“This entails not only increasing domestic gas production but also promoting the adoption of gas as a cleaner alternative for power generation, industrial processes, transportation, and household use. Initiatives such as the “Decade of Gas Initiative” are instrumental in driving gas utilization across various sectors through targeted interventions, infrastructure development, and policy incentives.”

He explained that one of the key elements in the nation’s transition towards a more sustainable energy future lies in the utilisation of natural gas.

He added that gas emerge as a vital fuel transition that holds the potential to bridge the gap between traditional fossil fuels and renewable sources of energy.

“In our pursuit of a low-carbon economy, gas often referred to as the ‘cleanest’ fossil fuel—offers a number of noteworthy benefits.

“Its burning emits a great deal less greenhouse gas than that of coal and oil, which makes it a desirable choice for lowering carbon emissions and slowing down global warming.

“Furthermore, gas-fired power plants are incredibly adaptable and can be quickly ramped up or down to account for variations in the production of renewable energy, offering a dependable backup for intermittent sources like solar and wind power.

“First and foremost, we must prioritize infrastructure development to support the exploration, production, processing, and distribution of gas.

“This includes investments in gas pipelines, liquefied natural gas (LNG) facilities, and gas processing plants to ensure efficient transportation and monetization of our gas resources,” he said.

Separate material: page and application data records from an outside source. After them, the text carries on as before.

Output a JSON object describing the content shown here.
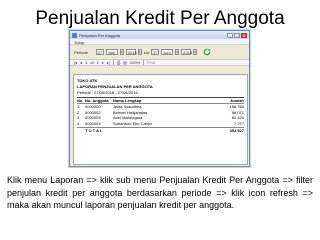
{
  "slide": {
    "title": "Penjualan Kredit Per Anggota",
    "description": "Klik menu Laporan => klik sub menu Penjualan Kredit Per Anggota => filter penjulan kredit per anggota berdasarkan periode => klik icon refresh => maka akan muncul laporan penjualan kredit per anggota."
  },
  "window": {
    "title": "Penjualan Per Anggota",
    "menu": "Tutup",
    "filter": {
      "periode_label": "Periode",
      "from_day": "27",
      "from_month": "Juni",
      "from_year": "2016",
      "separator": "s/d",
      "to_day": "27",
      "to_month": "Juni",
      "to_year": "2016"
    },
    "toolbar": {
      "page_current": "1",
      "page_of": "of",
      "page_total": "1",
      "zoom": "100%",
      "find": "Find"
    }
  },
  "report": {
    "store": "TOKO ATK",
    "title": "LAPORAN PENJUALAN PER ANGGOTA",
    "period": "Periode : 07/06/2016 - 27/06/2016",
    "headers": [
      "No",
      "No. Anggota",
      "Nama Lengkap",
      "",
      "Jumlah"
    ],
    "rows": [
      [
        "1",
        "0000000",
        "Jelita Syaodhha",
        "",
        "166.760"
      ],
      [
        "2",
        "0000002",
        "Bonner Hadjanatas",
        "",
        "96.071"
      ],
      [
        "3",
        "0000003",
        "Ariel Mahengara",
        "",
        "82.420"
      ],
      [
        "4",
        "0000004",
        "Suriantoro Eko Cahyo",
        "",
        "7.277"
      ]
    ],
    "total_label": "T O T A L",
    "total_value": "352.527"
  }
}
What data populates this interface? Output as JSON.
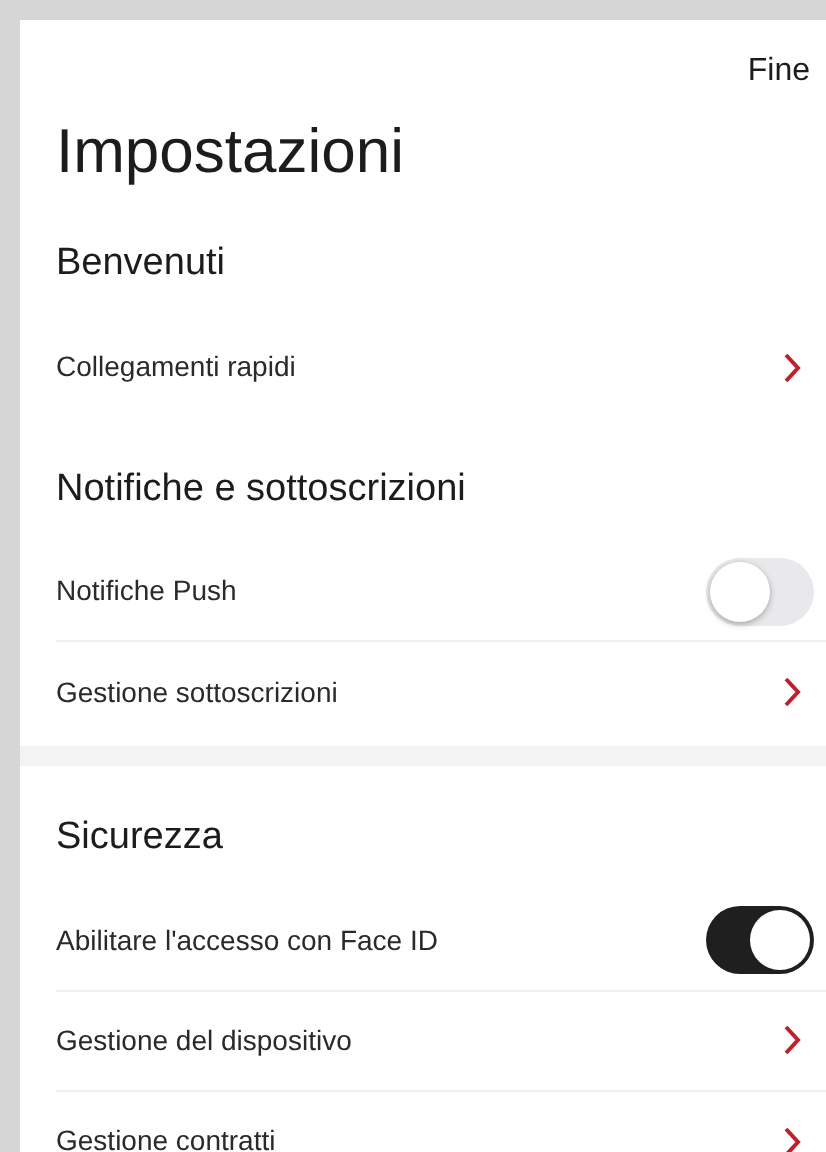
{
  "header": {
    "done_button": "Fine"
  },
  "title": "Impostazioni",
  "sections": [
    {
      "kind": "group",
      "heading": "Benvenuti",
      "items": [
        {
          "label": "Collegamenti rapidi",
          "kind": "link"
        }
      ]
    },
    {
      "kind": "group",
      "heading": "Notifiche e sottoscrizioni",
      "items": [
        {
          "label": "Notifiche Push",
          "kind": "toggle",
          "on": false
        },
        {
          "label": "Gestione sottoscrizioni",
          "kind": "link"
        }
      ]
    },
    {
      "kind": "separator"
    },
    {
      "kind": "group",
      "heading": "Sicurezza",
      "items": [
        {
          "label": "Abilitare l'accesso con Face ID",
          "kind": "toggle",
          "on": true
        },
        {
          "label": "Gestione del dispositivo",
          "kind": "link"
        },
        {
          "label": "Gestione contratti",
          "kind": "link"
        }
      ]
    }
  ]
}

The explained that the Executive order will shorten the procedure for getting approval for contracts to which companies in the petroleum sector and companies controlled by the Federal government are parties; raise the contract approval thresholds in Production Sharing Contracts (PSA) or Joint Operating Agreement (JOA) to not less than $10,000,000 to account for the rate of inflation.